Data to process:
———

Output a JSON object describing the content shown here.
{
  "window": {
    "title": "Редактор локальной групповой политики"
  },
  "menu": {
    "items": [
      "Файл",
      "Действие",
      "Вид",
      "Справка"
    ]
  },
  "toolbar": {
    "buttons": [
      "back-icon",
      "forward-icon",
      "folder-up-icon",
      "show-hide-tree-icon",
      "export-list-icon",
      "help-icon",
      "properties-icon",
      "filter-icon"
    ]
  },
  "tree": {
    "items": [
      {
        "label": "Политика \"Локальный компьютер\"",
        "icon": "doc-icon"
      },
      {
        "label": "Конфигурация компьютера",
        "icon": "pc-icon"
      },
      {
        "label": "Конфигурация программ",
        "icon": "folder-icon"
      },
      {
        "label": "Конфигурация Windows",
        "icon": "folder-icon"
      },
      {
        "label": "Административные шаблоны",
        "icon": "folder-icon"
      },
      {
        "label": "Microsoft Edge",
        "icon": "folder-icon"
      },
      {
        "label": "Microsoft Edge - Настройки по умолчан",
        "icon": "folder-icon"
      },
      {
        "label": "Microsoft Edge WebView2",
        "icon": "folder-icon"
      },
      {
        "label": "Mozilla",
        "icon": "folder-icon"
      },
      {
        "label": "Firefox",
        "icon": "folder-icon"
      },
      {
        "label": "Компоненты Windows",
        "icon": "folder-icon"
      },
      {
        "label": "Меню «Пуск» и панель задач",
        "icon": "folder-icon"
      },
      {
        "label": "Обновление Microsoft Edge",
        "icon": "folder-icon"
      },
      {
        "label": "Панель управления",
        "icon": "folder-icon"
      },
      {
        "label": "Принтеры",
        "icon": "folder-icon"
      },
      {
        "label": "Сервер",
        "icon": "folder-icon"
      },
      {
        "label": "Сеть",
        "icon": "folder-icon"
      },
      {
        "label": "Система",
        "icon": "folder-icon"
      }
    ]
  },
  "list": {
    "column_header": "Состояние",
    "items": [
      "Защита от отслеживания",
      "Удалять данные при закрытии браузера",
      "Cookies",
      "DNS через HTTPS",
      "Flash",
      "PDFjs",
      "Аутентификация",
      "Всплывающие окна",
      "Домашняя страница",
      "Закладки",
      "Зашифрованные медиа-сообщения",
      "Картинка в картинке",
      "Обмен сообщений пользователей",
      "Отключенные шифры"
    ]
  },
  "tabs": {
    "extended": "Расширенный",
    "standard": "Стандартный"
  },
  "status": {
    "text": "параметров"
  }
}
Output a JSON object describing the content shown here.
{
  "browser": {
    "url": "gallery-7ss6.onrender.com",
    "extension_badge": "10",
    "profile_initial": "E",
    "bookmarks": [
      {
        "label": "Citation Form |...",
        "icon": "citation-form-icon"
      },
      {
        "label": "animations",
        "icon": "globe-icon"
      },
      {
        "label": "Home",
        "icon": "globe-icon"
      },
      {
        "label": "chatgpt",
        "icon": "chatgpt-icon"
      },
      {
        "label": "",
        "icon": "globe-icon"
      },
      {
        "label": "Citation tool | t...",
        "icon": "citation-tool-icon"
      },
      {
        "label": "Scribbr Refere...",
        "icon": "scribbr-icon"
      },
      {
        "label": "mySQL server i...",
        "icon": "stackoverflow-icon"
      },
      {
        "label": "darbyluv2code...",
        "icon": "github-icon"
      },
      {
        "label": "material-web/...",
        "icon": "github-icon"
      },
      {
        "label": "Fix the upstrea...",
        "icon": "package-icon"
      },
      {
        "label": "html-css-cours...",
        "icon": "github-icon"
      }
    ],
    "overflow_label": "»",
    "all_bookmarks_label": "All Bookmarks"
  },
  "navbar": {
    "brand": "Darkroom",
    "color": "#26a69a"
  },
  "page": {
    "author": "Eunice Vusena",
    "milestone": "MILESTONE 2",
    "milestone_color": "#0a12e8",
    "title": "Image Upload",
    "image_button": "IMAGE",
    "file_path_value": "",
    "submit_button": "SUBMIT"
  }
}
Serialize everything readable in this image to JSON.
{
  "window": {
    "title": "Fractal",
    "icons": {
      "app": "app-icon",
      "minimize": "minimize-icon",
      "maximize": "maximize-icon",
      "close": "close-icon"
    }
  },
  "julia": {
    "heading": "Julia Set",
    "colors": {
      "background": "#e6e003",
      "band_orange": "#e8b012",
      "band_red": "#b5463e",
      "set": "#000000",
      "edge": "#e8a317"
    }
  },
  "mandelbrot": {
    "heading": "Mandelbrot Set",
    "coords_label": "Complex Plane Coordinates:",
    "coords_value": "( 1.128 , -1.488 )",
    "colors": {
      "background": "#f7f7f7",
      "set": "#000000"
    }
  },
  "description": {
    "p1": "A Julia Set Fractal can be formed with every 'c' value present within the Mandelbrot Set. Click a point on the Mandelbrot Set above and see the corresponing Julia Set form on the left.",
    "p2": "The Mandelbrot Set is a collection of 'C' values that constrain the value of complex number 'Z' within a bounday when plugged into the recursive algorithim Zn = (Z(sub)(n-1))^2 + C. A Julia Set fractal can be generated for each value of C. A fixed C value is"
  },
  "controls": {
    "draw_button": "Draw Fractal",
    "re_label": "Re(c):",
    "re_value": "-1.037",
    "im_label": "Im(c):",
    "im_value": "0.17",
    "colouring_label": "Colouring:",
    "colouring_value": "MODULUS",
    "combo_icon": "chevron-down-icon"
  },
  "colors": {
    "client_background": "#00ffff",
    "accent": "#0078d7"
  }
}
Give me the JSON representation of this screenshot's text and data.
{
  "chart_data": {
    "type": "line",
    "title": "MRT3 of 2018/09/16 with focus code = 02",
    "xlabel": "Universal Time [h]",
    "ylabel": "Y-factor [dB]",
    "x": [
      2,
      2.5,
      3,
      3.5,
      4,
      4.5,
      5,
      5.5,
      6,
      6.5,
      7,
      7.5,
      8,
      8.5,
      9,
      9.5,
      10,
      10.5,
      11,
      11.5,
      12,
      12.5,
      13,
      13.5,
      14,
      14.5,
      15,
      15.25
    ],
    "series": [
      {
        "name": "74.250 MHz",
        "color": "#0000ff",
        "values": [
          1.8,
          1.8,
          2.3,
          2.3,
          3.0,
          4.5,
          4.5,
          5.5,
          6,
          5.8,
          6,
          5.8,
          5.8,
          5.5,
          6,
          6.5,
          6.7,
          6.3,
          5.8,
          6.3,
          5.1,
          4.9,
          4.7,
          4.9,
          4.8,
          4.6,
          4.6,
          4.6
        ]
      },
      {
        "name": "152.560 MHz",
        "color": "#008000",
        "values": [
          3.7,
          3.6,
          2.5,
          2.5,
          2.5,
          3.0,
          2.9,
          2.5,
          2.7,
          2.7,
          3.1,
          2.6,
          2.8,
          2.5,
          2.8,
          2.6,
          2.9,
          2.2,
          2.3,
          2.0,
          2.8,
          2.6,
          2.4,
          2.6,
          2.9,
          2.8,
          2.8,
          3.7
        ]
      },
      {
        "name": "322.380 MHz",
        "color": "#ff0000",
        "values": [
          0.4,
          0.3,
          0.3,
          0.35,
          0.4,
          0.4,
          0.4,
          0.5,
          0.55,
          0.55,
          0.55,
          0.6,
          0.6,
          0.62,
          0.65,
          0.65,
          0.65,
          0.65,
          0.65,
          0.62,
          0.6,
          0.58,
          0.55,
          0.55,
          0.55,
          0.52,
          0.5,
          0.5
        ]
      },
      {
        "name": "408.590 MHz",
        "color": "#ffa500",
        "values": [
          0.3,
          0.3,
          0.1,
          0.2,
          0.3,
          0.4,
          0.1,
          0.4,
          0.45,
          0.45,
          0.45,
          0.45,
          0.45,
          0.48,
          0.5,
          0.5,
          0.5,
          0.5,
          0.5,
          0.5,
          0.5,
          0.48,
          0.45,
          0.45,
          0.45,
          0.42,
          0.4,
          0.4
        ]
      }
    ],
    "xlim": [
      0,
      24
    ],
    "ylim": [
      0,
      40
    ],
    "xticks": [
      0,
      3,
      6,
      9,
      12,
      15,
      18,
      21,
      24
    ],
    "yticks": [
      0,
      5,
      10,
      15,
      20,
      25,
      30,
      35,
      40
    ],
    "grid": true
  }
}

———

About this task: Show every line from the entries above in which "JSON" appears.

Answer space:
Output a JSON object describing the content shown here.
Output a JSON object describing the content shown here.
Serialize everything readable in this image to JSON.
Give me the JSON representation of this screenshot's text and data.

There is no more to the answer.